(Host) The state has issued a smog advisory for southern Vermont. Officials say the air quality is bad enough that people should limit outdoor activities.
VPR’s Steve Zind reports.
(Zind) It’s the first time this year the state has recorded a level of smog high enough to warrant an advisory. George Apgar of the Agency of Natural Resources says high smog levels are generally recorded once or twice every summer when conditions are right.
Apgar says there are two monitoring stations at either end of the state. This week, the southern Vermont station in Bennington has recorded levels above the federal ozone standard:
(Apgar) “Ozone in the lower atmosphere, which should not be confused with stratospheric ozone that protects us from UV rays, actually forms in the atmosphere from the reaction of other pollutants in the presence of sunlight.”
(Zind) The people most affected by high levels of ozone are people with respiratory problems due to asthma or smoking. Don Shwartz is a pediatrician with the Health Department. Shwartz says people with asthma should take care to monitor their condition when ozone levels are high. Shwartz says even those without respiratory problems can show symptoms of ozone exposure, including coughing, nose or throat irritation and shortness of breath:

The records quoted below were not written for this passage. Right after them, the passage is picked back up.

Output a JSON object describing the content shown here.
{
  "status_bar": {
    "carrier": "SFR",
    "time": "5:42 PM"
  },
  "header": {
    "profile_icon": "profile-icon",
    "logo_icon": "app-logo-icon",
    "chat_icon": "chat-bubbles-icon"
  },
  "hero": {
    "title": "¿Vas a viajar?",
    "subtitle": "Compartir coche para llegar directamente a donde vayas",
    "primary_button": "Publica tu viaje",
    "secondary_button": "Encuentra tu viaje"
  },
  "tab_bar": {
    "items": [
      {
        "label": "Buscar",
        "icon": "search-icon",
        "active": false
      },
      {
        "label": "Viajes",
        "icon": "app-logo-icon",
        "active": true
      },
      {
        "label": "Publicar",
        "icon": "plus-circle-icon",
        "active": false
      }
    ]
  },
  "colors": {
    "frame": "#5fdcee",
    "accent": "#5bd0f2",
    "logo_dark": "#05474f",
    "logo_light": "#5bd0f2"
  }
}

(Shwartz) “If that’s the situation and you’re otherwise fine, then you just need to limit your exposure to outdoor air when levels are really high. And that means stay in an air conditioned setting. Don’t do big heavy exercise if it means that you’re moving great gulps of air in and out.”
(Zind) The pollutants that produce ozone in Vermont come mostly from cars and industries in the big cities along the eastern seaboard. When warm air flows up the East Coast, ozone levels increase particularly in southern Vermont. With the hot weather forecast to continue, it’s like ozone levels will remain high for another few days.
For Vermont Public Radio, I’m Steve Zind.